He says that earlier this school year staff approached him and his sister and accused them of coming to school smelling like marijuana.
Bunn said the final straw came in November when a teacher took him to the principal's office. On the way, he said, the teacher was telling students not to touch Bunn and pushing them out of the way.
"I was embarrassed and was starting to get mad," Bunn told the aboriginal television network APTN.
The teen said there was no mention of the scent policy in the meeting and the principal asked Bunn if he was smoking weed.
"He said it was school policy that he ask me," said Bunn. "It’s obvious it was sage."
In December, Bunn's mother, Sandy Bunn, said she got a call from one of the school’s vice-principals.
"'We want you to notify us when he does (smudge) so we can send him home for the rest of the day,'" Bunn’s mother said she was told.
"'You need to educate your staff on the differences … sage doesn’t smell like weed,'" she said she told the vice-principal. "Why should he have to miss school for this?"
The Brandon School Division said in a statement Wednesday that it "actively promotes and encourages respect of a variety of religious and cultural practices, including the practices of our First Nations students and their families."
The board said it has asked an elder to work with staff and students to ensure smudging is done so as to minimize any discomfort to others.
It cited privacy reasons for not commenting on Bunn's case specifically.

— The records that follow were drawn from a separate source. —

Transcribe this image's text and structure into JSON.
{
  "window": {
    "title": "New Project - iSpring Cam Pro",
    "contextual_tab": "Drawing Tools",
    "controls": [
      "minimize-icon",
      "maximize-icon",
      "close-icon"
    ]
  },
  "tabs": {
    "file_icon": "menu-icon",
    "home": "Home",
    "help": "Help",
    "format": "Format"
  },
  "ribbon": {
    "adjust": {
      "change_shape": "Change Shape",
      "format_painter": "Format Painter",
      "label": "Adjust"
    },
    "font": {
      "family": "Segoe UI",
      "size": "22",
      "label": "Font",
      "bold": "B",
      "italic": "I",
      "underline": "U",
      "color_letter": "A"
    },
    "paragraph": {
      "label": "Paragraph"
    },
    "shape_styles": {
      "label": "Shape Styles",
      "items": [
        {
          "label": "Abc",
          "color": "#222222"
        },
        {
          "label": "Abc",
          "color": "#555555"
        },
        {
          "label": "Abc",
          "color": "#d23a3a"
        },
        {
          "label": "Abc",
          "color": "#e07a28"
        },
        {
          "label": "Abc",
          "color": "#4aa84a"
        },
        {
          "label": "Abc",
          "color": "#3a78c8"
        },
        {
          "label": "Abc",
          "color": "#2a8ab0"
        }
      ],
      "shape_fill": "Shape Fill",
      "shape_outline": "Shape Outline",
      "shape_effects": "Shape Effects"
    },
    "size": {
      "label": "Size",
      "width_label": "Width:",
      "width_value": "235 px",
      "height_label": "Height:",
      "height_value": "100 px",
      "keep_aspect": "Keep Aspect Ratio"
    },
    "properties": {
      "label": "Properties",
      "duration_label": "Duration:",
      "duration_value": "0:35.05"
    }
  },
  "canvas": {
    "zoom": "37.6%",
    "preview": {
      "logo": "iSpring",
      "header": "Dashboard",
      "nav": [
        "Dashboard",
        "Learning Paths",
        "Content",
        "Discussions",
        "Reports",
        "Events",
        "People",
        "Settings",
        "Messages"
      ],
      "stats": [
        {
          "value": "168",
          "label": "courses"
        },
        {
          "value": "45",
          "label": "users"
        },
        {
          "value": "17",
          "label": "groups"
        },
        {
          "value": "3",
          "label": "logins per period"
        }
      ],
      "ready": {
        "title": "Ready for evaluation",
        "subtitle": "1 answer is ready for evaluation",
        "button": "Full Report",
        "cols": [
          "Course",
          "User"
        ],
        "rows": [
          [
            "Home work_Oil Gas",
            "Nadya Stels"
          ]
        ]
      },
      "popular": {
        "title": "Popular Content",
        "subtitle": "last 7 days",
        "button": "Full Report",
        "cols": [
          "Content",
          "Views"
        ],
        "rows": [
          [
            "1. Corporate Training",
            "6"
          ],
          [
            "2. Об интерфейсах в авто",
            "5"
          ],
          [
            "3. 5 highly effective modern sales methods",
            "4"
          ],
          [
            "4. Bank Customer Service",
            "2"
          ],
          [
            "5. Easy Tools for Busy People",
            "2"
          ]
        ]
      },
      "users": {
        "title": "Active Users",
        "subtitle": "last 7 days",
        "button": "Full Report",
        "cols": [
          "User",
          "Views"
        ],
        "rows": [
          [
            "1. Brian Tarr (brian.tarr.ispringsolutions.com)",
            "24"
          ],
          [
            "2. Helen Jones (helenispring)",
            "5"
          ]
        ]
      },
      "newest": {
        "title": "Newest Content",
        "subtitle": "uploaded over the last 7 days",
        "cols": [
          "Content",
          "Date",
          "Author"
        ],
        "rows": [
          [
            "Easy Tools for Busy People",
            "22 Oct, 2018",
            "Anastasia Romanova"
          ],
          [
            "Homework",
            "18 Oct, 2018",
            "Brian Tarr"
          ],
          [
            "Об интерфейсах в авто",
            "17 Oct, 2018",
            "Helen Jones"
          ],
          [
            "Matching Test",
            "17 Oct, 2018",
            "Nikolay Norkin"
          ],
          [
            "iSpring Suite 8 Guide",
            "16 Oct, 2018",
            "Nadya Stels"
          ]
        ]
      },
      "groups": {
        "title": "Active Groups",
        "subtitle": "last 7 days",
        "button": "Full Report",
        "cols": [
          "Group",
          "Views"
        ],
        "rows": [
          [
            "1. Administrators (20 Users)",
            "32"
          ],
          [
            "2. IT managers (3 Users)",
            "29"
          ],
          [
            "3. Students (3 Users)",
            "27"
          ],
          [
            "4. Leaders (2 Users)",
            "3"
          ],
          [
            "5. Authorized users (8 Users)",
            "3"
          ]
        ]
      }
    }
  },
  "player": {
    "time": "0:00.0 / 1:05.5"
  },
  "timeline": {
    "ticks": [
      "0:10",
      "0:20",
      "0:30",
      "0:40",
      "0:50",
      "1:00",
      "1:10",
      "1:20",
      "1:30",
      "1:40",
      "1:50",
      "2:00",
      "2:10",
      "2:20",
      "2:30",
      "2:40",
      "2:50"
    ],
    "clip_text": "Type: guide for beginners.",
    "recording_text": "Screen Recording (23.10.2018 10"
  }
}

Bunn said he is still smudging and hasn't had any problems.
He has posted his story on YouTube because, he said, he wants everyone to know what happened.